Smarter Knowledge Sharing – Quantitative research into the perceived usefulness of Lotus Live as knowledge sharing system by Dutch healthcare professionals
December 12, 2011
Sjoerd Bouma (962256)
An organization’s ability to learn and share knowledge has emerged as a key factor influencing organizational performance (Argote, McEvily, & Reagans, 2003; Kane & Alavi, 2007). IBM can provide an integrated cloud solution, Lotus Live, to support online knowledge sharing and learning. The measurement of information systems usefulness is critical to understand the value and efficacy of information systems investments (Delone & McLean, 2003). Therefore, IBM wants to study the usefulness of an integrated cloud solution for knowledge sharing.
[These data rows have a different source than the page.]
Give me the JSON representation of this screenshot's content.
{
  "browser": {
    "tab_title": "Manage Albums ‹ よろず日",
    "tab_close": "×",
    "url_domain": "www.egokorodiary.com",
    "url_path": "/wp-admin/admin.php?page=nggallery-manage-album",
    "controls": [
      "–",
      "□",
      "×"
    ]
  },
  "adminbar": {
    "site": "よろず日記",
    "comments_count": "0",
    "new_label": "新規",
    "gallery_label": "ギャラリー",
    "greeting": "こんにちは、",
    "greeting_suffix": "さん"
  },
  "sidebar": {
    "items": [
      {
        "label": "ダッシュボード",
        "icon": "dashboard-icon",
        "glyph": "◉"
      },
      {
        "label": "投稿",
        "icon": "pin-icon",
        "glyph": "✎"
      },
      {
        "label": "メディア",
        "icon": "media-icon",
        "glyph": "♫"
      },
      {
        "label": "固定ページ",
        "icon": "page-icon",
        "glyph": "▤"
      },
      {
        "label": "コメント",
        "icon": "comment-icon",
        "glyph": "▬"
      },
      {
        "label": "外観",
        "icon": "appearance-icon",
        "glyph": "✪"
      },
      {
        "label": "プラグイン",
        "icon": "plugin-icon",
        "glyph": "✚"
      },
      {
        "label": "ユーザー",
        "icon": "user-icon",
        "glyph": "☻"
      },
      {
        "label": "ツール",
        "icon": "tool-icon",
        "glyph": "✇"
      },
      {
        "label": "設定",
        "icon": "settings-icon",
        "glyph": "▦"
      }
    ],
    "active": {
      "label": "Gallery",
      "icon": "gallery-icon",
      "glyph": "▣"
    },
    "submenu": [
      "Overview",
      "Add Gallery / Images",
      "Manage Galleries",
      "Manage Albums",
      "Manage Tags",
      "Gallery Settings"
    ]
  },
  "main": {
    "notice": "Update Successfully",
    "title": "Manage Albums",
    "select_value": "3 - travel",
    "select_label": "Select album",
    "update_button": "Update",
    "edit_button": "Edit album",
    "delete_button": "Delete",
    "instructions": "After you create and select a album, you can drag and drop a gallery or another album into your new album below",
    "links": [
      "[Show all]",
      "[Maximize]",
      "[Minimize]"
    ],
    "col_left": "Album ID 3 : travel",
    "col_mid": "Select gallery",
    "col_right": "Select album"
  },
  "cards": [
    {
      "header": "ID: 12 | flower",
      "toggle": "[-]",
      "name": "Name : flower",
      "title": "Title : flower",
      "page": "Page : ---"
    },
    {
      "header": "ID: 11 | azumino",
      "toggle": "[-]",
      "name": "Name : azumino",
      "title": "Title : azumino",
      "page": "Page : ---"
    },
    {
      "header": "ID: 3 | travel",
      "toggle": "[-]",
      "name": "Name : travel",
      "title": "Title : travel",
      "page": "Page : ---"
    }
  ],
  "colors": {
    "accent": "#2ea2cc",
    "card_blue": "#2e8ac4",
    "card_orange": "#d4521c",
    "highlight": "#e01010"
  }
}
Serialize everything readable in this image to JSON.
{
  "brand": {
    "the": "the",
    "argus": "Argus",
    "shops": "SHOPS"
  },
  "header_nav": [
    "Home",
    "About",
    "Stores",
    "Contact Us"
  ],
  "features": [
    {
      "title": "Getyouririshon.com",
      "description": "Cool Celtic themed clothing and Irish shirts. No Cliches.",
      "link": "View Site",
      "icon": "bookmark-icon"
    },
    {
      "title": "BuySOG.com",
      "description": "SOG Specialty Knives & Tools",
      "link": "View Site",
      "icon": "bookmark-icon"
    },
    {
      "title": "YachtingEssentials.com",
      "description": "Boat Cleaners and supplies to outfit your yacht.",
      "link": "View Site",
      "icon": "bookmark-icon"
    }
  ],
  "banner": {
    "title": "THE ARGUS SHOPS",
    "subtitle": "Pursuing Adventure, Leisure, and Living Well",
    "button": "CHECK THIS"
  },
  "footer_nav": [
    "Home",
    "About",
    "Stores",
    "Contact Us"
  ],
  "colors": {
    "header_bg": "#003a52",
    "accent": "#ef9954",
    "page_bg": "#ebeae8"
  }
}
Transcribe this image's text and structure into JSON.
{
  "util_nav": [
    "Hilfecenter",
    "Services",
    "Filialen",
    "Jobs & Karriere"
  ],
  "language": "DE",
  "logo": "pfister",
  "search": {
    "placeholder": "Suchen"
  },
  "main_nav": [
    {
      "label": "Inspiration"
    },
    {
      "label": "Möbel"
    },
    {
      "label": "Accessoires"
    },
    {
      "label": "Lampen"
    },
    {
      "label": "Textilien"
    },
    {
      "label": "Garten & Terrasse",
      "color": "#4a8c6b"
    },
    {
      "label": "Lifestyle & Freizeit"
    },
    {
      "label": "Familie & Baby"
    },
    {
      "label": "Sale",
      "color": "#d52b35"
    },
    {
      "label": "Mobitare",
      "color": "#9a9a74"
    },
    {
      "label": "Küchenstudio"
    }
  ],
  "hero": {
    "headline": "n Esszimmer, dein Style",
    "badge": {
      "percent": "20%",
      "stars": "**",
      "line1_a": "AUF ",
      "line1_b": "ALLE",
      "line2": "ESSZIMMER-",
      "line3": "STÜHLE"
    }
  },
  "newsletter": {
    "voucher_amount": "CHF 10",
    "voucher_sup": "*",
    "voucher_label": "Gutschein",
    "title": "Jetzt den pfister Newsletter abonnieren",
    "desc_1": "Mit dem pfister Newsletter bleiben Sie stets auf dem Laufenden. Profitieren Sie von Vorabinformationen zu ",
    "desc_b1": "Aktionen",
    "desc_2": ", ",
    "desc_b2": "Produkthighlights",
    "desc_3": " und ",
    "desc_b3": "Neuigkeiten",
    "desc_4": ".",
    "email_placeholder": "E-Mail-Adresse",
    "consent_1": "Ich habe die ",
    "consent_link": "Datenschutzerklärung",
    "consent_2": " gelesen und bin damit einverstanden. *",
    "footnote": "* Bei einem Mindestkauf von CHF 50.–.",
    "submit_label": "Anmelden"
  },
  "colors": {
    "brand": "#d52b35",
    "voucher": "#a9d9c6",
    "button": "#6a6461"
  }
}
IBM is especially interested in the added value of Lotus Live in a knowledge-intensive environment (e.g. healthcare, research institutes, and universities). Especially in these type of organizations lifelong learning and knowledge sharing are crucial aspects of everyday’s work.
This study elaborates on knowledge sharing in healthcare. In general, when talking about knowledge sharing in healthcare it concerns collaboration between healthcare professionals (Chau & Hu, 2002a), and access to learning resources (Geueke & Stausberg, 2003). Lifelong learning and knowledge sharing are important concepts in today’s healthcare, and a requirement for all healthcare professionals (Barnard, Nash, & O’Brien, 2005; Frankford, Patterson, & Konrad, 2000). However, knowledge sharing by face-to-face interaction on a regular basis can be costly and time consuming. Online communities of practice supported by internet technologies are among the few viable alternatives to live conversation and knowledge sharing (Hara & Hew, 2007). It is therefore, very interesting to look at the usefulness of an online knowledge management system for knowledge sharing in healthcare. The central research question dealt with in this thesis will be:
To what extent is an online knowledge management system for knowledge sharing perceived useful in supporting knowledge sharing in a healthcare context?
Whilst most definitely an academic paper (it is the author’s master thesis), this should be useful reading for anyone with an interest in how cloud-based or on-premise social collaboration tools can be adopted for knowledge sharing purposes, whether in health-care or other similar verticals. I’m still digesting the findings and recommendations contained in the paper, but can already recommend it – so much around Social technology is fluffy and vague in nature – an academic study can really cut through that to focus on the facts and realities.
Excellent work, Sjoerd.